Local pro invents a teaching club
By Zack Hall / The Bulletin
Published: July 26. 2009 4:00AM PST
Martin Chuck racked his brain trying to find a way to teach one of his students how to make solid contact with a golf ball using an iron.
His student was afflicted with the same tendency many of us golfers are troubled with: trying to get "under the ball" to elevate it into the air. The problem is often called a "scoop," and it is a bad habit that is rampant in golf.
And nothing the longtime PGA teaching pro tried seemed to improve his student's swing, he says.
"He was not very good," says Chuck, the director of golf at Tetherow Club in Bend. "I could not get him to take a swing and finish on his (left) target side. Everything he tried to do was to elevate the ball off the ground. He would top it, pick it, and (the length of his golf shots) were very, very short."
Then, Chuck went to the cart barn and with a grinding machine ground off the bottom four grooves of a 5-iron.
The idea was to get his student to understand that the "sweet spot" of an iron is actually higher up on the club face than many golfers think.
Anything that was hit near the bottom of the modified club face would not get off the ground.
"If you had that in your mind, your body would then do some positive things," Chuck says.
His student quickly began to make proper contact, allowing the ball to compress and explode off the clubface, Chuck recalls.
"Immediately, he saw how to use from the sweet spot up, rather than from the sweet spot down," Chuck says. "And when I saw how his body responded, then I thought: 'Well, I've kind of got something here.' "

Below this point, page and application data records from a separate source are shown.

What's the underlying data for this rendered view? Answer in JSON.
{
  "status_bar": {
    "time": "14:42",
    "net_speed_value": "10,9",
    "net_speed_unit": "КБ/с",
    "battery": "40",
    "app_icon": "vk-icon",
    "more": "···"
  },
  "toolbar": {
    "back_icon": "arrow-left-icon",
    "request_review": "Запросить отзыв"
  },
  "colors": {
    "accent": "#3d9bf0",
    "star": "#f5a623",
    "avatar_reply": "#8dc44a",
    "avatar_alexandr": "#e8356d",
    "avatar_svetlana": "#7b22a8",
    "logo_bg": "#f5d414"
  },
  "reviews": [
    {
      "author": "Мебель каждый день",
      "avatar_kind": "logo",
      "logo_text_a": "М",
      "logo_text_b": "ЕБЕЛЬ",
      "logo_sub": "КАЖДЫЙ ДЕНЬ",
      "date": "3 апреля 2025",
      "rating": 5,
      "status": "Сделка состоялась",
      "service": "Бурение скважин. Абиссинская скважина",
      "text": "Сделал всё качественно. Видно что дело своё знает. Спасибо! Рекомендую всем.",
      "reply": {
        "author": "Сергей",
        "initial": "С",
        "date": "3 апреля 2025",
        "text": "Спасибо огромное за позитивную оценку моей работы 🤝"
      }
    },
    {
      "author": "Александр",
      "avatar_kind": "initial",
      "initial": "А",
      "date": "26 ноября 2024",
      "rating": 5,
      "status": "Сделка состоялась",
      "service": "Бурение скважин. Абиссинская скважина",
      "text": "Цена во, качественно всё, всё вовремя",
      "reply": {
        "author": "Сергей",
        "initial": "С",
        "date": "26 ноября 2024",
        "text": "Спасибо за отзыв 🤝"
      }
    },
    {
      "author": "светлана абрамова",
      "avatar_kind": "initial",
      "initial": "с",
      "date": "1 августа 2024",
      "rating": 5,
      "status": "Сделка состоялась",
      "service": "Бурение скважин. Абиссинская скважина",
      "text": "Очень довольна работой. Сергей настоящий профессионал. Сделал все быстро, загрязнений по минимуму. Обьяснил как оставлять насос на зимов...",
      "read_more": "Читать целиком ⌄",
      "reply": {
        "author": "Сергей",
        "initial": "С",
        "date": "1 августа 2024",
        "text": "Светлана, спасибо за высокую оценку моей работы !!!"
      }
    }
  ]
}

Chuck enlisted a professional club designer to help him create a training device based on the ad hoc club he had engineered in the cart barn.
After more than a year of tweaking, Chuck finally had a finished product: The Tour Striker, and its latest incarnation, the Tour Striker Pro.
Unveiled at January's PGA Merchandise Show in Orlando, Fla., the club — a modified 8-iron (Tour Striker) or 7-iron (Tour Striker Pro) — is grooveless on the heel, the toe, and the bottom of the club face.
So far Chuck, with help of his wife, Stacey, have sold about 700 of the clubs. And the Chucks have plans to launch an infomercial in the coming months.
"I like to think that I took away the part of the club that gives people a false sense of security," Chuck says of the Tour Striker, which retails from his Web site, www.tourstiker.com, for $99. "They can't scoop it and get it airborne."
The idea is to utilize the same instincts that get a golfer into bad habits.
Many golfers are pragmatic when it comes to their golf swing. They will force themselves to swing in a manner that will work in the moment, rather than finding a swing that will help them get better.
For a lot of golfers, that means subconsciously scooping at the ball to get the ball in the air.
The Tour Striker, though, will turn those scooped shots into ground balls.
And Chuck's idea is that golfers who use the device will eventually force themselves to swing in a way that will work.
But with the Tour Striker, getting the club to work will create a good habit of meeting the ball with the sweet spot, says Chuck, a 40-year-old former New Mexico State University and Canadian Tour golfer.
"When you change somebody's intent, it's their own personal change," he says. "It is not just a teacher saying, 'Here, do this.' They can get the club in the right position by doing whatever they feel they need to. Once you can do that, now you have a sense of ownership."
The Tour Striker is not really for tour players — which makes me a good test case.
Increasingly, like many golfers, I have begun to prefer fluffy lies and the ball perched nicely on a tee. And I sometimes get nervous over short shots in the fairway, a telltale sign of a scooper.
Recently, I tested the Tour Striker Pro at Tetherow's driving range, to see if it would correct my problem.
The club has a strange feel, and an even weirder appearance that takes a little getting used to.
In fact, I made a lot of worms nervous with my first four or five swings.
And then, jackpot. I launched the ball off the mishapen clubface into the air with a nice little draw — a ball flight I see only occasionally these days.
After a couple more worm-burners, again, my optimal ball flight.
I repeated this drill for about 20 minutes, with the proper flight becoming more and more common.
I then grabbed my REAL 7-iron, to see if the experience translated.
The first hack was perfect, and the ball exploded off the club face.
Not bad for a first try.
For me, the club has yet to produce that perfect swing over and over. After all, there is no one single device that can cure what ails me.
Enlisting a good psychotherapist — to rid me of my endless negative swing thoughts, especially on a tight lie — to go along with such a device might be a good idea.
"A tight lie doesn't make a good ball-striker nervous," Chuck says. "A good ball-striker PREFERS the ball to be on a tight lie. I'd rather hit off a cart path than hit it out of thick rough, because at least I know how far it is going to go."
Zack Hall can be reached at 541-617-7868 or at firstname.lastname@example.org.
Published Daily in Bend Oregon by Western Communications, Inc. 2008